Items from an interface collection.
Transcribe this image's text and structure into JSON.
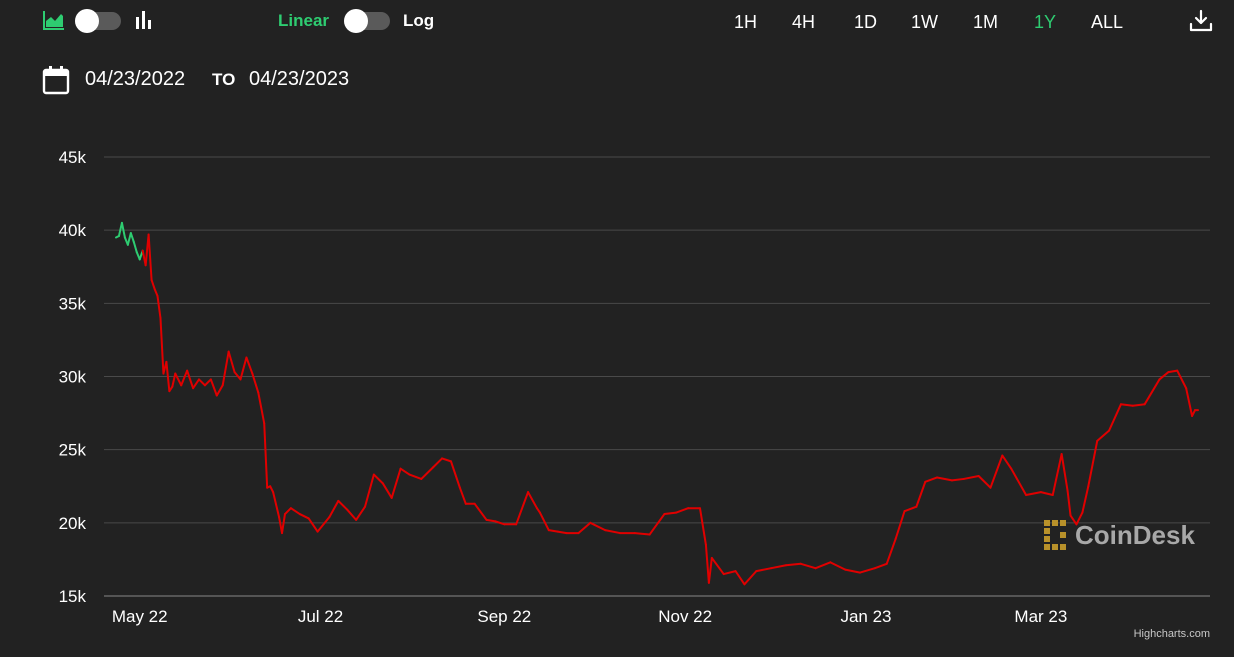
{
  "toolbar": {
    "area_chart_icon": "area-chart-icon",
    "bar_chart_icon": "bar-chart-icon",
    "scale": {
      "linear_label": "Linear",
      "log_label": "Log",
      "selected": "Linear"
    },
    "ranges": [
      "1H",
      "4H",
      "1D",
      "1W",
      "1M",
      "1Y",
      "ALL"
    ],
    "selected_range": "1Y",
    "download_icon": "download-icon"
  },
  "date_range": {
    "calendar_icon": "calendar-icon",
    "start": "04/23/2022",
    "to_label": "TO",
    "end": "04/23/2023"
  },
  "colors": {
    "background": "#222222",
    "accent": "#2ecc71",
    "up": "#2ecc71",
    "down": "#e00000",
    "grid": "#4a4a4a",
    "text": "#ffffff"
  },
  "chart_data": {
    "type": "line",
    "y_ticks": [
      "15k",
      "20k",
      "25k",
      "30k",
      "35k",
      "40k",
      "45k"
    ],
    "ylim": [
      15000,
      45000
    ],
    "x_ticks": [
      "May 22",
      "Jul 22",
      "Sep 22",
      "Nov 22",
      "Jan 23",
      "Mar 23"
    ],
    "x_tick_dates": [
      "2022-05-01",
      "2022-07-01",
      "2022-09-01",
      "2022-11-01",
      "2023-01-01",
      "2023-03-01"
    ],
    "xlim": [
      "2022-04-23",
      "2023-04-23"
    ],
    "grid": true,
    "series": [
      {
        "x": [
          "2022-04-23",
          "2022-04-24",
          "2022-04-25",
          "2022-04-26",
          "2022-04-27",
          "2022-04-28",
          "2022-04-29",
          "2022-04-30",
          "2022-05-01",
          "2022-05-02",
          "2022-05-03",
          "2022-05-04",
          "2022-05-05",
          "2022-05-06",
          "2022-05-07",
          "2022-05-08",
          "2022-05-09",
          "2022-05-10",
          "2022-05-11",
          "2022-05-12",
          "2022-05-13",
          "2022-05-15",
          "2022-05-17",
          "2022-05-19",
          "2022-05-21",
          "2022-05-23",
          "2022-05-25",
          "2022-05-27",
          "2022-05-29",
          "2022-05-31",
          "2022-06-02",
          "2022-06-04",
          "2022-06-06",
          "2022-06-08",
          "2022-06-10",
          "2022-06-12",
          "2022-06-13",
          "2022-06-14",
          "2022-06-15",
          "2022-06-17",
          "2022-06-18",
          "2022-06-19",
          "2022-06-21",
          "2022-06-24",
          "2022-06-27",
          "2022-06-30",
          "2022-07-04",
          "2022-07-07",
          "2022-07-10",
          "2022-07-13",
          "2022-07-16",
          "2022-07-19",
          "2022-07-22",
          "2022-07-25",
          "2022-07-28",
          "2022-07-31",
          "2022-08-04",
          "2022-08-08",
          "2022-08-11",
          "2022-08-14",
          "2022-08-17",
          "2022-08-19",
          "2022-08-22",
          "2022-08-26",
          "2022-08-29",
          "2022-09-01",
          "2022-09-05",
          "2022-09-09",
          "2022-09-12",
          "2022-09-13",
          "2022-09-16",
          "2022-09-19",
          "2022-09-22",
          "2022-09-26",
          "2022-09-30",
          "2022-10-05",
          "2022-10-10",
          "2022-10-15",
          "2022-10-20",
          "2022-10-25",
          "2022-10-29",
          "2022-11-02",
          "2022-11-06",
          "2022-11-08",
          "2022-11-09",
          "2022-11-10",
          "2022-11-14",
          "2022-11-18",
          "2022-11-21",
          "2022-11-25",
          "2022-11-30",
          "2022-12-05",
          "2022-12-10",
          "2022-12-15",
          "2022-12-20",
          "2022-12-25",
          "2022-12-30",
          "2023-01-04",
          "2023-01-08",
          "2023-01-11",
          "2023-01-14",
          "2023-01-18",
          "2023-01-21",
          "2023-01-25",
          "2023-01-30",
          "2023-02-03",
          "2023-02-08",
          "2023-02-12",
          "2023-02-16",
          "2023-02-19",
          "2023-02-24",
          "2023-03-01",
          "2023-03-05",
          "2023-03-08",
          "2023-03-10",
          "2023-03-11",
          "2023-03-13",
          "2023-03-15",
          "2023-03-17",
          "2023-03-20",
          "2023-03-24",
          "2023-03-28",
          "2023-04-01",
          "2023-04-05",
          "2023-04-10",
          "2023-04-13",
          "2023-04-16",
          "2023-04-19",
          "2023-04-21",
          "2023-04-22",
          "2023-04-23"
        ],
        "values": [
          39500,
          39600,
          40500,
          39500,
          39000,
          39800,
          39200,
          38500,
          38000,
          38600,
          37600,
          39700,
          36600,
          36000,
          35500,
          34000,
          30200,
          31000,
          29000,
          29300,
          30200,
          29400,
          30400,
          29200,
          29800,
          29400,
          29800,
          28700,
          29400,
          31700,
          30300,
          29800,
          31300,
          30200,
          28900,
          26800,
          22400,
          22500,
          22100,
          20400,
          19300,
          20600,
          21000,
          20600,
          20300,
          19400,
          20400,
          21500,
          20900,
          20200,
          21100,
          23300,
          22700,
          21700,
          23700,
          23300,
          23000,
          23800,
          24400,
          24200,
          22400,
          21300,
          21300,
          20200,
          20100,
          19900,
          19900,
          22100,
          21000,
          20700,
          19500,
          19400,
          19300,
          19300,
          20000,
          19500,
          19300,
          19300,
          19200,
          20600,
          20700,
          21000,
          21000,
          18500,
          15900,
          17600,
          16500,
          16700,
          15800,
          16700,
          16900,
          17100,
          17200,
          16900,
          17300,
          16800,
          16600,
          16900,
          17200,
          18900,
          20800,
          21100,
          22800,
          23100,
          22900,
          23000,
          23200,
          22400,
          24600,
          23700,
          21900,
          22100,
          21900,
          24700,
          22200,
          20500,
          19900,
          20700,
          22500,
          25600,
          26300,
          28100,
          28000,
          28100,
          29800,
          30300,
          30400,
          29200,
          27300,
          27700,
          27700
        ],
        "up_segment_count": 9
      }
    ]
  },
  "watermark": {
    "logo_icon": "coindesk-logo-icon",
    "text": "CoinDesk"
  },
  "credits": "Highcharts.com"
}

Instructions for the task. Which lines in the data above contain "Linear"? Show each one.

Your solution.
      "linear_label": "Linear",
      "selected": "Linear"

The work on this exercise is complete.